Cheetah's on the Focus

The cheetah was once one of the most widely distributed land animals. Through the course of time, cheetahs migrated over land bridges from North America into China, through Asia, India, Europe, and finally to Africa, settling in its worldwide range as recently as 20,000 years ago. In 1900, approximately 100,000 cheetahs were found in at least 44 countries throughout Africa and Asia. The current free-ranging African populations of cheetahs are found in small, fragmented areas spread in 29 African countries of North Africa, the Sahel, East and southern Africa, and it is estimated that around 15,000 animals remain, representing a decline of nearly 90% over the century. However, current information about the status of the cheetah in many countries, especially countries that have been engaged in long civil wars, is lacking. The information from North and West Africa is particularly limited, and the cheetah's future in these areas is questionable. The remaining strongholds are Kenya and Tanzania in East Africa, and Namibia, Botswana and Zimbabwe in southern Africa.

Cheetah at Naankuse Wildlife Reserve. Photo: Roland Steffen - Sony A7r III, 24-70 2.8 GM f 2.8

Cheetah at Naankuse Wildlife Reserve. Photo: Roland Steffen - Sony A7r III, 24-70 2.8 GM f 2.8

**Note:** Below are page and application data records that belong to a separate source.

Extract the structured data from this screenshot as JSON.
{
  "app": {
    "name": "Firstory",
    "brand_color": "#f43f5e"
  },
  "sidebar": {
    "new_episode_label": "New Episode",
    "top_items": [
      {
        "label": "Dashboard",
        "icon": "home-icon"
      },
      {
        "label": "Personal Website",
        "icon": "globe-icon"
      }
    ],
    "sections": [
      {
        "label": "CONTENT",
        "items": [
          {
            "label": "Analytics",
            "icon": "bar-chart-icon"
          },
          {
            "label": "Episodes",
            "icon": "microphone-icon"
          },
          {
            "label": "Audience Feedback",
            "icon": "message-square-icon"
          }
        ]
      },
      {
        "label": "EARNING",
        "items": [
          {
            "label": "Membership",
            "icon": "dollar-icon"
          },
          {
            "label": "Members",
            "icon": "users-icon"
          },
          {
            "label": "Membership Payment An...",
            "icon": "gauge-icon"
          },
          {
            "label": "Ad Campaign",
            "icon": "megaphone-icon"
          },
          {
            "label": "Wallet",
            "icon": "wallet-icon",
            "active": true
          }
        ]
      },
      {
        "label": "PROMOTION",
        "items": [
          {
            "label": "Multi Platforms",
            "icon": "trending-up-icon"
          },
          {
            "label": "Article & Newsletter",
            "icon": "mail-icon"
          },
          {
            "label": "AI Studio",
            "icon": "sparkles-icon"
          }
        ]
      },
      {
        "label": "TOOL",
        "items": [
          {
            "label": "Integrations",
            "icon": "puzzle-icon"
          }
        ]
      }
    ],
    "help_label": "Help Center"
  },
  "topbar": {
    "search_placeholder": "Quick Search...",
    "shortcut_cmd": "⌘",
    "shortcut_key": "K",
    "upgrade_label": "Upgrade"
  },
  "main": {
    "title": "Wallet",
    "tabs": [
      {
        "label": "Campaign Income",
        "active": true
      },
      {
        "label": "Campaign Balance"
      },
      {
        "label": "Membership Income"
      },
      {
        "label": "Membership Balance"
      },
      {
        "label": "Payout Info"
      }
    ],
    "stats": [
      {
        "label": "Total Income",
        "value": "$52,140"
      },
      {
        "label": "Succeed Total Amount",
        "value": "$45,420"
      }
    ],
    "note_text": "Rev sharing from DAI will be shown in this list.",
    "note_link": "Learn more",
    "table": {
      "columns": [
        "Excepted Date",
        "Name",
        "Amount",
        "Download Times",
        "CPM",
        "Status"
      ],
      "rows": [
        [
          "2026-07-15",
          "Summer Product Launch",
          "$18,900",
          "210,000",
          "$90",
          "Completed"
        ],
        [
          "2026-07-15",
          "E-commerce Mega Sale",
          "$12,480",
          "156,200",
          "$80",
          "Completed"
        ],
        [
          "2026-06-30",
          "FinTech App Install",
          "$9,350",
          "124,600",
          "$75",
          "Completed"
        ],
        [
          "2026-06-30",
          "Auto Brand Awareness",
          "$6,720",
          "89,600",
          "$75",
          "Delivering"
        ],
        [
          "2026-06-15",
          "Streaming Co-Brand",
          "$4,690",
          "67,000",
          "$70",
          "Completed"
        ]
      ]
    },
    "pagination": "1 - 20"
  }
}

Cheetah at Naankuse Wildlife Reserve. Photo: Roland Steffen - Sony A7r III, 24-70 2.8 GM f 2.8